Southern Industrial has more than 750 employees at many sites across the country. One full year of accident and injury-free workmanship is a unique milestone in heavy industry and specialty contracting.
"We maintain the corporate commitment of ‘working together safely' on every job site, which means our staff has to be vigilant at all times," said John Wilson, president of Southern Industrial Constructors. "On behalf of everyone in our organization, I salute the dedication of our employees and site safety managers for this outstanding achievement."
Southern Industrial frequently recognizes its employees for occupational safety and is diligent about on-the-job training. Daniel Erwin, manager of safety and risk management, has established an ongoing training program for staff at all construction sites as a way to monitor safety and mitigate risk and uncertainty.
According to Wilson, Southern Industrial Constructors intends to strive for another full year without accident or injury throughout 2010.
Founded in 1962, Southern Industrial Constructors is among the region's largest private employers, providing a unique set of heavy industrial construction services to organizations throughout the country. These services include: comprehensive industrial construction; industrial electrical construction; complete plant relocations, installations and maintenance of manufacturing and process plants, turnkey rigging and precision millwright work; heavy lift and crane services; industrial process piping; precision civil/concrete work; and specialized metal fabrication/erection.
Southern Industrial Constructors is based in Raleigh, with offices in Charlotte and Wilmington, N.C., and Columbia, S.C. It is the corporate parent of wholly owned subsidiary Southern Crane, the region's most comprehensive crane and rigging service provider. The company advocates nationally for industry safety standards requiring its crane operators to be certified by the National Commission for the Certification of Crane Operators. All Southern Crane operators have been awarded NCCCO certification.
This article was written and published by The WIRE on March 11, 2010 here.
Two prime causes of accidents are overloading and poor rigging.
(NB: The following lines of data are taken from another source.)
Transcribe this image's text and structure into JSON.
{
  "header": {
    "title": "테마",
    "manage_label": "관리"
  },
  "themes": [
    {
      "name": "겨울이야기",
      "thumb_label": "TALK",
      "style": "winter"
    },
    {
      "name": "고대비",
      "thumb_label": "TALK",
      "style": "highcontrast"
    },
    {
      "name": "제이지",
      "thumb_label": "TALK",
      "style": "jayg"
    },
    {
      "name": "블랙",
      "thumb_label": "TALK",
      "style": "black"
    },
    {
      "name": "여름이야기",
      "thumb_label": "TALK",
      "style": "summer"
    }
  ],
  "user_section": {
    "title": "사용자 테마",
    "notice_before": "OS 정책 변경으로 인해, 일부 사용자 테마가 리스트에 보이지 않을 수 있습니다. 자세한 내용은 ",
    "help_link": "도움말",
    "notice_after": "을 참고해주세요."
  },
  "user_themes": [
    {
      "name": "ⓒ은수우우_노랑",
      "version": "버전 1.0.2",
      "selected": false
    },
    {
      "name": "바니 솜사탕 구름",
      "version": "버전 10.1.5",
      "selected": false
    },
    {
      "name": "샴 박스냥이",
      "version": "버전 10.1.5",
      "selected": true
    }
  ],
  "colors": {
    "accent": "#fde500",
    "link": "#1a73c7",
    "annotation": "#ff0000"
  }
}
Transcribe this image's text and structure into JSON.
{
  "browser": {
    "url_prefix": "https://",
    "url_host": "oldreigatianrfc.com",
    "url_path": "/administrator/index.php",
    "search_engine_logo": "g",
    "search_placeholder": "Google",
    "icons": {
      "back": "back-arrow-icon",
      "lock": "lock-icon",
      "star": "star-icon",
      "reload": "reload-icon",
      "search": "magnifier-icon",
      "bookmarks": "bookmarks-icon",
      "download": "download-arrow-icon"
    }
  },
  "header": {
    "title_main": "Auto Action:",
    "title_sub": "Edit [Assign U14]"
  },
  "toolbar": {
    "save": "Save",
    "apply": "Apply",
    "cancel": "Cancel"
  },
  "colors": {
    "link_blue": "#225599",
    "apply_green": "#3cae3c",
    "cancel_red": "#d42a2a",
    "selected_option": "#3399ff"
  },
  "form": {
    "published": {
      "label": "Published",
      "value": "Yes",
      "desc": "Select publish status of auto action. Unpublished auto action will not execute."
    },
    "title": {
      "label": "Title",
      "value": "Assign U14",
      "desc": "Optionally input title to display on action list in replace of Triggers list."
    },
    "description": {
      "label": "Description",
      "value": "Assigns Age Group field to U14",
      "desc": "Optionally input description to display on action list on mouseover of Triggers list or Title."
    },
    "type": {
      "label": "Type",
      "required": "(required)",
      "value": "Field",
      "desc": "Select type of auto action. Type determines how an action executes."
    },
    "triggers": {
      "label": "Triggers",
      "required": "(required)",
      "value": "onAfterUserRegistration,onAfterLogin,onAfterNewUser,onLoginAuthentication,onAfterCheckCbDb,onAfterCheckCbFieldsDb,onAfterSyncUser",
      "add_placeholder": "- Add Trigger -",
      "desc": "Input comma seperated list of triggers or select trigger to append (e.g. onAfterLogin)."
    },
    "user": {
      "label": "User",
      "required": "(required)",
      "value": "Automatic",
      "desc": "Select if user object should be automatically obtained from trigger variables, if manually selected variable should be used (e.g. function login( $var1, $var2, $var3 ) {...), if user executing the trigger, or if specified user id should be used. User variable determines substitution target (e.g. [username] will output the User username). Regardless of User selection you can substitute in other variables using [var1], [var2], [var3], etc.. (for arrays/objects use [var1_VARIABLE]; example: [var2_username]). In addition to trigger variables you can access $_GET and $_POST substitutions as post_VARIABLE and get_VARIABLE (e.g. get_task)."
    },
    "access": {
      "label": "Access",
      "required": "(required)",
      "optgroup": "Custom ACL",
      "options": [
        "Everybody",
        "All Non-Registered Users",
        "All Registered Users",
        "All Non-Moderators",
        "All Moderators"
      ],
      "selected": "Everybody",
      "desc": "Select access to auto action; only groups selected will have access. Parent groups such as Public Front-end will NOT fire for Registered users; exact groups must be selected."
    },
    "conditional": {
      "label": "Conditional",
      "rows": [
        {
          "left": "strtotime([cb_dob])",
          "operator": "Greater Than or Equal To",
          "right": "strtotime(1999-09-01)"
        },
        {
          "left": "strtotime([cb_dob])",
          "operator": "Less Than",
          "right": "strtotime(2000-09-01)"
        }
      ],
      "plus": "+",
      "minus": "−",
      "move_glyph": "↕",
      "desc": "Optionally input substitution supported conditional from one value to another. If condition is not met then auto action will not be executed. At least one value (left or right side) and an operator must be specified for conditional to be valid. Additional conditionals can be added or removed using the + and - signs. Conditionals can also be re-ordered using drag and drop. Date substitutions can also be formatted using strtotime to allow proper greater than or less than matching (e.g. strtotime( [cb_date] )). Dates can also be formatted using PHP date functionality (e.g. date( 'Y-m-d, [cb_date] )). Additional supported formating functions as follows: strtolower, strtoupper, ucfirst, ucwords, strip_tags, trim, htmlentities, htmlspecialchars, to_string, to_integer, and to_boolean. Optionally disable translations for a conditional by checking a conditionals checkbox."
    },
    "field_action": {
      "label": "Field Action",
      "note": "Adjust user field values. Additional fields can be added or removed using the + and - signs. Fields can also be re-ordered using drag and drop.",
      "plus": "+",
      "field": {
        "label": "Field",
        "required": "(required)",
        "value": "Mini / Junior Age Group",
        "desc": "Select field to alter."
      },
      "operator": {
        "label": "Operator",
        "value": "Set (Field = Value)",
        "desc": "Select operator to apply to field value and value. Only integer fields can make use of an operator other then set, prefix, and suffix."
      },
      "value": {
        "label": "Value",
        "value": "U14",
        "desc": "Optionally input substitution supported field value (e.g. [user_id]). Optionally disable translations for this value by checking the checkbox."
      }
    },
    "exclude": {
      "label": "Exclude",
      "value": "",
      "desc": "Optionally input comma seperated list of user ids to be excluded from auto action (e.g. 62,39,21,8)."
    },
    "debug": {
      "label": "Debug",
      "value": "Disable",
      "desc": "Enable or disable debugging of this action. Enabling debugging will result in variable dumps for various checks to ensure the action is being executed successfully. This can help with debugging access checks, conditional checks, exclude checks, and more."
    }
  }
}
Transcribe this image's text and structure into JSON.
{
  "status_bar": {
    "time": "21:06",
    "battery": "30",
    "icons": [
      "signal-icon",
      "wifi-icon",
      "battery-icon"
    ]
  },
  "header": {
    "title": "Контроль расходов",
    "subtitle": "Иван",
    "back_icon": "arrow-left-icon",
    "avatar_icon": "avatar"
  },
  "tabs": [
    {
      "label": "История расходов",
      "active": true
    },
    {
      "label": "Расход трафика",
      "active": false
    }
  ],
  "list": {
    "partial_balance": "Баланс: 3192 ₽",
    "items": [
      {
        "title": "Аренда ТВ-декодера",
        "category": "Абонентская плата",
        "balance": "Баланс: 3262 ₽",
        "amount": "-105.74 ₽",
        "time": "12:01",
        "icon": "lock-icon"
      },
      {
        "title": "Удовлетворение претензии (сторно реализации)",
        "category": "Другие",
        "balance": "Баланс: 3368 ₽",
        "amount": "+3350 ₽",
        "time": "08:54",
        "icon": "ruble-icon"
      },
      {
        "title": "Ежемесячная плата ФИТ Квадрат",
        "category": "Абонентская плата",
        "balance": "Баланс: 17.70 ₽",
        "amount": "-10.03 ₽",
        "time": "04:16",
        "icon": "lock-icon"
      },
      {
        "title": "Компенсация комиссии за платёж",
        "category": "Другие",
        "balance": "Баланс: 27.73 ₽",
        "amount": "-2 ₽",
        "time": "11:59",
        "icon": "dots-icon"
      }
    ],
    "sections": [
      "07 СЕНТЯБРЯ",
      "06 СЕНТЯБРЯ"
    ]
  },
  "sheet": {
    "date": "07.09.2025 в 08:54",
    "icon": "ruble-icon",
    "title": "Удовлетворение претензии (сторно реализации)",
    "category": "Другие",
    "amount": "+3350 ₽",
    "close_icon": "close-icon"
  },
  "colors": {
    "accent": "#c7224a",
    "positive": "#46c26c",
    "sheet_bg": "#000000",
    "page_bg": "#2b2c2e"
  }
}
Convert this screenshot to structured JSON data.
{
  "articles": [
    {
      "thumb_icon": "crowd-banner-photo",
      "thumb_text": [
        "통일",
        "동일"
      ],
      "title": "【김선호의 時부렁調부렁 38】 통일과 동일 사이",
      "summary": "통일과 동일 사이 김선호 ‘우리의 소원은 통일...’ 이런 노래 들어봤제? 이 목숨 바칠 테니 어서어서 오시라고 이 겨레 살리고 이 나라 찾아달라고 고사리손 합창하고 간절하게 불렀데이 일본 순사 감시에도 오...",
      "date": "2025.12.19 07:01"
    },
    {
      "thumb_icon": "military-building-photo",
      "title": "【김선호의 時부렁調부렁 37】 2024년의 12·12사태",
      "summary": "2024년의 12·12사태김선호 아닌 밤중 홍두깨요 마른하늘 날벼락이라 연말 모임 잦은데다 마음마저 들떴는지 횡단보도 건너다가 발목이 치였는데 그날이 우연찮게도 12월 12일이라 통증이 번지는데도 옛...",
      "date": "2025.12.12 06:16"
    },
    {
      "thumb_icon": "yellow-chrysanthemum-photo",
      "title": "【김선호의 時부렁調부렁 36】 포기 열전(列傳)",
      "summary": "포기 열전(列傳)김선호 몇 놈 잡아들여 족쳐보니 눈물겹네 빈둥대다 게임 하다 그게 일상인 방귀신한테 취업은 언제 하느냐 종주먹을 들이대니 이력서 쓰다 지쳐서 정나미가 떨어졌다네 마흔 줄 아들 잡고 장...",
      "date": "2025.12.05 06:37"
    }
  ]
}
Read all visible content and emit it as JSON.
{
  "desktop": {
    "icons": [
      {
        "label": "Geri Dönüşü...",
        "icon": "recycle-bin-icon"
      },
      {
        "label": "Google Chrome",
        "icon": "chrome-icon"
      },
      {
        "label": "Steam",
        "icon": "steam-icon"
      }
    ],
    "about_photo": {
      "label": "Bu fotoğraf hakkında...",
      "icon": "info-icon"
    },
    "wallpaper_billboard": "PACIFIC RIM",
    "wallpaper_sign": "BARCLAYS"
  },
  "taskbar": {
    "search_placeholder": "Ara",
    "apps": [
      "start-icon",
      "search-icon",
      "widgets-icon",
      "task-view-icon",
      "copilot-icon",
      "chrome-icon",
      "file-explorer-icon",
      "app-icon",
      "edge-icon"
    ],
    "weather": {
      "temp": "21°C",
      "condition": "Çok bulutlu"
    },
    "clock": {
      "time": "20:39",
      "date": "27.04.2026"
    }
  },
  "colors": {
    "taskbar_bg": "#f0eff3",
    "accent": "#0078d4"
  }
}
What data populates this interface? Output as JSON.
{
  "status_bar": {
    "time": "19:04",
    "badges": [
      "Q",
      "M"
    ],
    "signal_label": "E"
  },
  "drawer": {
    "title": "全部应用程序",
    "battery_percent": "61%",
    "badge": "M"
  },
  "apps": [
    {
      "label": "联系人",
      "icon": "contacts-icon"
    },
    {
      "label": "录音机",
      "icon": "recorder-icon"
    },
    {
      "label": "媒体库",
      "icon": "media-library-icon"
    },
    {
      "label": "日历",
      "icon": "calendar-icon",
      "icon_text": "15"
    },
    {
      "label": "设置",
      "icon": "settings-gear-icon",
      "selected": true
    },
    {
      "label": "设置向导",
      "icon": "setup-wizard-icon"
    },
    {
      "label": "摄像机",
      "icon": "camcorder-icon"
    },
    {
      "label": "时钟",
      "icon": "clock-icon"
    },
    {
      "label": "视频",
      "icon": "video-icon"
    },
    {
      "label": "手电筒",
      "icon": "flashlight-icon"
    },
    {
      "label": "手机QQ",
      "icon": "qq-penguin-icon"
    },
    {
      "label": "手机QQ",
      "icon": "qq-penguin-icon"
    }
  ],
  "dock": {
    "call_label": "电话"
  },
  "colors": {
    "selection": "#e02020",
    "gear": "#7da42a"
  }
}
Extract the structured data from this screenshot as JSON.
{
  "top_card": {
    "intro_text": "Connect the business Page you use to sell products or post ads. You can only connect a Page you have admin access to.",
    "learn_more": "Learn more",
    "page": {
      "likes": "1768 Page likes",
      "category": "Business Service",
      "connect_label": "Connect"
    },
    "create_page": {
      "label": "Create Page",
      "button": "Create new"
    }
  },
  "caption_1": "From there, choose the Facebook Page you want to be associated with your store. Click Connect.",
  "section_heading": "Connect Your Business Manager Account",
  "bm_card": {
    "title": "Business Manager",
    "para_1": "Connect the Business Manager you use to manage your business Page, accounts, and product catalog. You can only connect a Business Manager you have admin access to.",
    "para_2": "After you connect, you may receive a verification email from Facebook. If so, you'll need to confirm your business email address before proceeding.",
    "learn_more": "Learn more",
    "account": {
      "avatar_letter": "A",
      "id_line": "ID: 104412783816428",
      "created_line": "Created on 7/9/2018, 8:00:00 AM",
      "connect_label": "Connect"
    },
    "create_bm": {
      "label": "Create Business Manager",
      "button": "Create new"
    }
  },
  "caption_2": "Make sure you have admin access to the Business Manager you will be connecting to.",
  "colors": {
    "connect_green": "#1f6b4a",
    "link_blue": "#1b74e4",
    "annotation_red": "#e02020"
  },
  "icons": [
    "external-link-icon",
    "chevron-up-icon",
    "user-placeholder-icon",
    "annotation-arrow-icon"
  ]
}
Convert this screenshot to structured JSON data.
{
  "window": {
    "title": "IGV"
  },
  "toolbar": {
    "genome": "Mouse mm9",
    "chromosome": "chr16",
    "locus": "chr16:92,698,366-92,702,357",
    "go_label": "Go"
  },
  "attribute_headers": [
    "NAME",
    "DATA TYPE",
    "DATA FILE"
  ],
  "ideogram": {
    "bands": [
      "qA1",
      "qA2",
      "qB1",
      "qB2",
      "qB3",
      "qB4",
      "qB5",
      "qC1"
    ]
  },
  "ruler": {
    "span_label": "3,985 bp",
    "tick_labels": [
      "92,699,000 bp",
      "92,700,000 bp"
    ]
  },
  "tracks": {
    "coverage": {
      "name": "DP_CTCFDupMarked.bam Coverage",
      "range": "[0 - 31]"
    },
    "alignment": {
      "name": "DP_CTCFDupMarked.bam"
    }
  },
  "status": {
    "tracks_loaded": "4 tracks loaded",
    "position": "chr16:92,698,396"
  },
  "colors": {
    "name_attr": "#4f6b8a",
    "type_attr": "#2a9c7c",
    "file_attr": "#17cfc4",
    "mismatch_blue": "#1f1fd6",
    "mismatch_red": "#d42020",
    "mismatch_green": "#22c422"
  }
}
To prevent accidents, we suggest these guidelines:
- Know the hoist lifting capacity
- Always know the weight of the object you are lifting
- Never exceed the working load limit
- Train operators on proper rigging techniques as well as hoist operation
- Have rigging handbooks and proper equipment available for use.
Know your hoist's constraints, and pay attention to the "pull to lift full load" values. Each hoist is designed to lift under the power of one person. It should not take two people to pull on hand chain, or a lever arm. Never put an extender (cheater bar) on a lever tool. This is a sure sign you are overloading the hoist. If it takes 58 lbs of pull force to raise one ton, any pull force over this value will overload the hoist. Consult the manufacturer's specifications and train your operators on what each pull force should be.
Many domestic (and some foreign) hoist manufacturers offer overload protection devices for manual hoists, either as standard equipment, or as an added cost option. This device protects the user, the overhead structure and the hoist from an "excessive overload condition." Several hoist manufacturers utilize a friction type clutched hub as part of the hoist's chain wheel or lever arm. When the pull on the lever or hand chain is great enough to slip the clutch and prevent the load from being lifted, the operator becomes aware that the hoist is overloaded.
The full version of the above article was published in the November/December 2008 issue of Industrial Lift and Hoist magazine.
Peter Cooke is a Corporate Trainer for CM Hoists, Columbus McKinnon Corporation , Amherst, New York.
This blog post can be found at Columbus McKinnon Corporation Live.